In processing I had choices to make about the "color" of the image. I could use a natural color, which was easy to achieve by using the white point dropper in Camera Raw and placing it on the white surf, but that was not that interesting to me as there really was not much color in the environment. The light was soft and the tones of the sea and shore were subtle. So I played with color temperature settings until I achieved a color that popped and worked for me setting off the subtle yellow of the rising moon reflections.  The screen shots below show first a natural white balance choice and then my artistic adjustments to the natural tones. Once you see the natural color image and then the adjusted one you might reject the adjusted tones and say over the top, but then step away and just look at the ones that are adjusted...doesn't the color have a whole different effect on the viewer?
Good or bad? It's a choice! and based on viewer responses to the FB post I made of these images folks enjoyed the artistic adjustments...
Hope to see you in the field on a workshop for Capital Photography Center or Join me in May 2015 on The Magnificent Mediterranean Workshop with photo partner David Blecman. Or find me at Nature Visions Photography Expo on November 15 and 16 for my presentations on Advanced iPhone Photography and Travel Photography.
Natural White Balance: Temperature slider at 18000 and the Tint slider at 41. As the image was a little dark as shot, I also added 1 stop of exposure to brighten the image before heading into Photoshop for further adjustments.

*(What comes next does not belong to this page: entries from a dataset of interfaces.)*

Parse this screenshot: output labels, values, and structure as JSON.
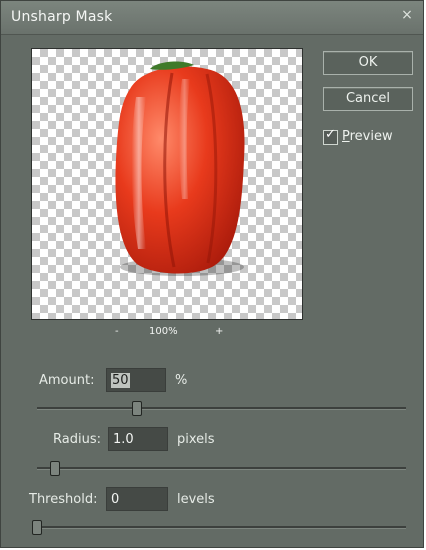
{
  "dialog": {
    "title": "Unsharp Mask",
    "close_glyph": "×"
  },
  "preview": {
    "zoom": "100%",
    "zoom_out": "-",
    "zoom_in": "+"
  },
  "buttons": {
    "ok": "OK",
    "cancel": "Cancel"
  },
  "preview_checkbox": {
    "label_first": "P",
    "label_rest": "review",
    "checked": true,
    "mark": "✓"
  },
  "amount": {
    "label": "Amount:",
    "value": "50",
    "unit": "%",
    "slider_fraction": 0.27
  },
  "radius": {
    "label": "Radius:",
    "value": "1.0",
    "unit": "pixels",
    "slider_fraction": 0.05
  },
  "threshold": {
    "label": "Threshold:",
    "value": "0",
    "unit": "levels",
    "slider_fraction": 0.0
  }
}
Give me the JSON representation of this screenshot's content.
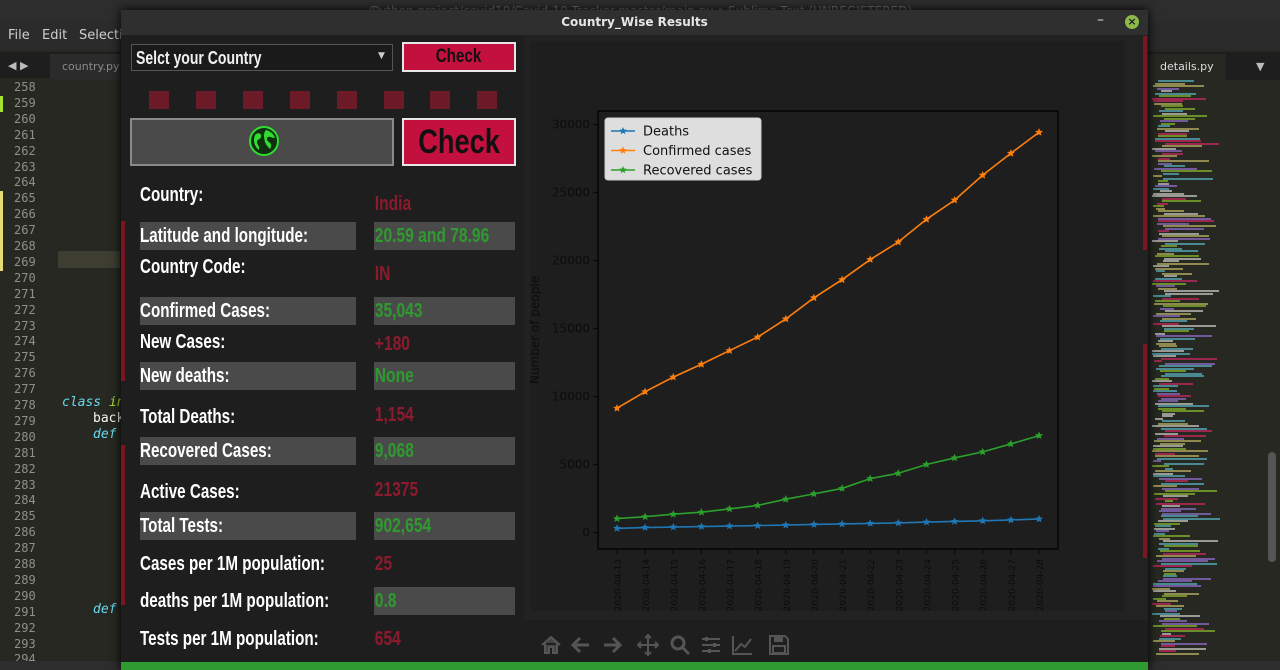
{
  "editor": {
    "title": "/Python project/covid19/Covid-19 Tracker-master/main.py • Sublime Text (UNREGISTERED)",
    "menu": [
      "File",
      "Edit",
      "Selection"
    ],
    "tabs": {
      "left": "country.py",
      "right": "details.py"
    },
    "line_numbers": [
      "258",
      "259",
      "260",
      "261",
      "262",
      "263",
      "264",
      "265",
      "266",
      "267",
      "268",
      "269",
      "270",
      "271",
      "272",
      "273",
      "274",
      "275",
      "276",
      "277",
      "278",
      "279",
      "280",
      "281",
      "282",
      "283",
      "284",
      "285",
      "286",
      "287",
      "288",
      "289",
      "290",
      "291",
      "292",
      "293",
      "294"
    ],
    "code_snippets": {
      "class_kw": "class ",
      "class_rest": "in",
      "back": "back",
      "def1": "def",
      "def2": "def"
    }
  },
  "window": {
    "title": "Country_Wise Results",
    "minimize": "–",
    "close": "×"
  },
  "controls": {
    "select_label": "Selct your Country",
    "check_small": "Check",
    "check_big": "Check"
  },
  "stats": {
    "country_label": "Country:",
    "country_value": "India",
    "latlon_label": "Latitude and longitude:",
    "latlon_value": "20.59 and 78.96",
    "code_label": "Country Code:",
    "code_value": "IN",
    "confirmed_label": "Confirmed Cases:",
    "confirmed_value": "35,043",
    "new_cases_label": "New Cases:",
    "new_cases_value": "+180",
    "new_deaths_label": "New deaths:",
    "new_deaths_value": "None",
    "total_deaths_label": "Total Deaths:",
    "total_deaths_value": "1,154",
    "recovered_label": "Recovered Cases:",
    "recovered_value": "9,068",
    "active_label": "Active Cases:",
    "active_value": "21375",
    "tests_label": "Total Tests:",
    "tests_value": "902,654",
    "cases_per_m_label": "Cases per 1M population:",
    "cases_per_m_value": "25",
    "deaths_per_m_label": "deaths per 1M population:",
    "deaths_per_m_value": "0.8",
    "tests_per_m_label": "Tests per 1M population:",
    "tests_per_m_value": "654"
  },
  "colors": {
    "accent_red": "#c4103f",
    "value_red": "#8e1a2e",
    "value_green": "#2f9a2f",
    "deaths": "#1f77b4",
    "confirmed": "#ff7f0e",
    "recovered": "#2ca02c"
  },
  "toolbar_icons": [
    "home-icon",
    "back-icon",
    "forward-icon",
    "pan-icon",
    "zoom-icon",
    "subplots-icon",
    "edit-axis-icon",
    "save-icon"
  ],
  "chart_data": {
    "type": "line",
    "ylabel": "Number of people",
    "x": [
      "2020-04-13",
      "2020-04-14",
      "2020-04-15",
      "2020-04-16",
      "2020-04-17",
      "2020-04-18",
      "2020-04-19",
      "2020-04-20",
      "2020-04-21",
      "2020-04-22",
      "2020-04-23",
      "2020-04-24",
      "2020-04-25",
      "2020-04-26",
      "2020-04-27",
      "2020-04-28"
    ],
    "ylim": [
      -1200,
      31000
    ],
    "yticks": [
      0,
      5000,
      10000,
      15000,
      20000,
      25000,
      30000
    ],
    "legend_position": "top-left",
    "series": [
      {
        "name": "Deaths",
        "color": "#1f77b4",
        "values": [
          324,
          377,
          414,
          452,
          488,
          521,
          559,
          603,
          640,
          681,
          718,
          779,
          825,
          872,
          934,
          1007
        ]
      },
      {
        "name": "Confirmed cases",
        "color": "#ff7f0e",
        "values": [
          9152,
          10363,
          11438,
          12380,
          13387,
          14378,
          15712,
          17265,
          18600,
          20080,
          21370,
          23039,
          24447,
          26283,
          27890,
          29435
        ]
      },
      {
        "name": "Recovered cases",
        "color": "#2ca02c",
        "values": [
          1035,
          1174,
          1356,
          1505,
          1745,
          2004,
          2463,
          2854,
          3252,
          3975,
          4370,
          5012,
          5496,
          5939,
          6523,
          7137
        ]
      }
    ]
  }
}
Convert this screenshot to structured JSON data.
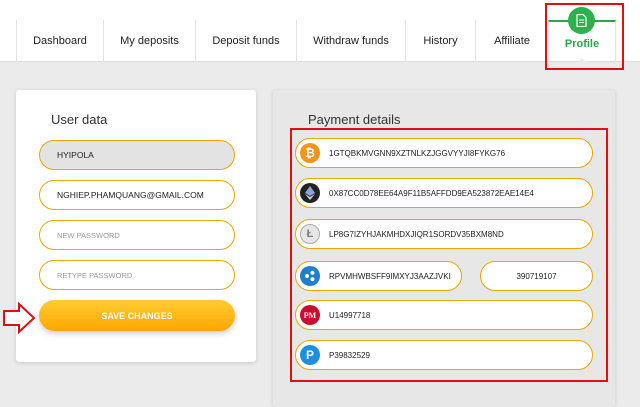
{
  "nav": {
    "tabs": [
      "Dashboard",
      "My deposits",
      "Deposit funds",
      "Withdraw funds",
      "History",
      "Affiliate",
      "Profile"
    ],
    "active": "Profile"
  },
  "user": {
    "title": "User data",
    "username": "HYIPOLA",
    "email": "NGHIEP.PHAMQUANG@GMAIL.COM",
    "new_password_placeholder": "NEW PASSWORD",
    "retype_password_placeholder": "RETYPE PASSWORD",
    "save_label": "SAVE CHANGES"
  },
  "payment": {
    "title": "Payment details",
    "bitcoin": "1GTQBKMVGNN9XZTNLKZJGGVYYJI8FYKG76",
    "ethereum": "0X87CC0D78EE64A9F11B5AFFDD9EA523872EAE14E4",
    "litecoin": "LP8G7IZYHJAKMHDXJIQR1SORDV35BXM8ND",
    "ripple": "RPVMHWBSFF9IMXYJ3AAZJVKI",
    "ripple_tag": "390719107",
    "perfectmoney": "U14997718",
    "payeer": "P39832529"
  },
  "icons": {
    "bitcoin": "bitcoin-icon",
    "ethereum": "ethereum-icon",
    "litecoin": "litecoin-icon",
    "ripple": "ripple-icon",
    "perfectmoney": "perfectmoney-icon",
    "payeer": "payeer-icon",
    "profile": "document-icon"
  },
  "colors": {
    "accent_green": "#2bb14d",
    "accent_orange": "#f0a500",
    "highlight_red": "#e01010"
  }
}
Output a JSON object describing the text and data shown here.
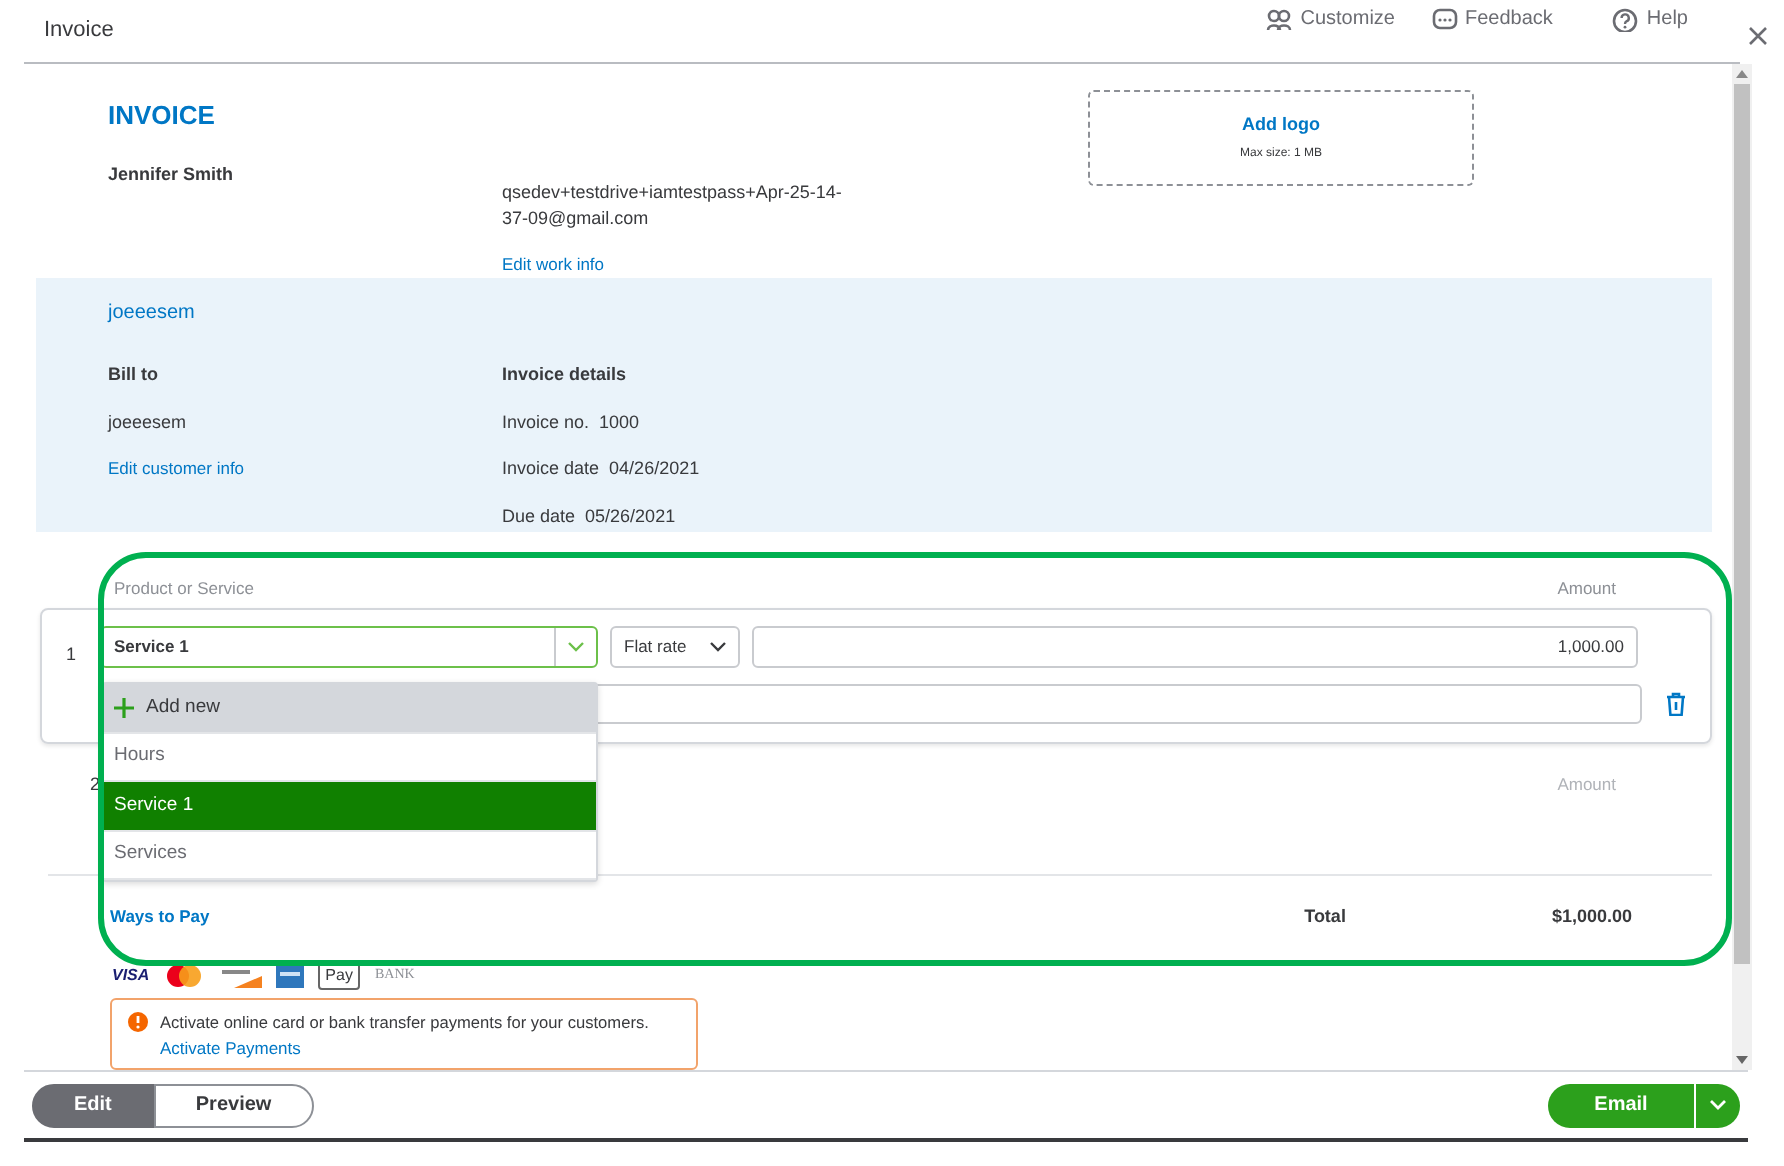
{
  "window": {
    "title": "Invoice",
    "actions": [
      {
        "kind": "customize",
        "label": "Customize"
      },
      {
        "kind": "feedback",
        "label": "Feedback"
      },
      {
        "kind": "help",
        "label": "Help"
      }
    ]
  },
  "header": {
    "title": "INVOICE",
    "name": "Jennifer Smith",
    "email": "qsedev+testdrive+iamtestpass+Apr-25-14-37-09@gmail.com",
    "edit_link": "Edit work info",
    "logo": {
      "label": "Add logo",
      "hint": "Max size: 1 MB"
    }
  },
  "customer": {
    "name": "joeeesem",
    "bill_to_label": "Bill to",
    "bill_to": "joeeesem",
    "edit_link": "Edit customer info",
    "details_title": "Invoice details",
    "details": [
      {
        "label": "Invoice no.",
        "value": "1000"
      },
      {
        "label": "Invoice date",
        "value": "04/26/2021"
      },
      {
        "label": "Due date",
        "value": "05/26/2021"
      }
    ]
  },
  "lines": {
    "columns": [
      "Product or Service",
      "Amount"
    ],
    "rows": [
      {
        "number": "1",
        "product": "Service 1",
        "rate_type": "Flat rate",
        "amount": "1,000.00"
      },
      {
        "number": "2",
        "amount_label": "Amount"
      }
    ],
    "dropdown": [
      {
        "kind": "action",
        "label": "Add new",
        "selected": false
      },
      {
        "kind": "option",
        "label": "Hours",
        "selected": false
      },
      {
        "kind": "option",
        "label": "Service 1",
        "selected": true
      },
      {
        "kind": "option",
        "label": "Services",
        "selected": false
      }
    ]
  },
  "payment": {
    "title": "Ways to Pay",
    "methods": [
      {
        "kind": "visa",
        "label": "VISA"
      },
      {
        "kind": "mastercard"
      },
      {
        "kind": "discover"
      },
      {
        "kind": "amex"
      },
      {
        "kind": "applepay",
        "label": "Pay"
      },
      {
        "kind": "bank",
        "label": "BANK"
      }
    ],
    "notice": "Activate online card or bank transfer payments for your customers.",
    "notice_link": "Activate Payments"
  },
  "totals": {
    "label": "Total",
    "value": "$1,000.00"
  },
  "footer": {
    "modes": [
      {
        "label": "Edit",
        "selected": true
      },
      {
        "label": "Preview",
        "selected": false
      }
    ],
    "send": "Email"
  }
}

Adjusted White Balance: Temperature slider 11250 Tint slider -2

I made similar adjustments to the following images.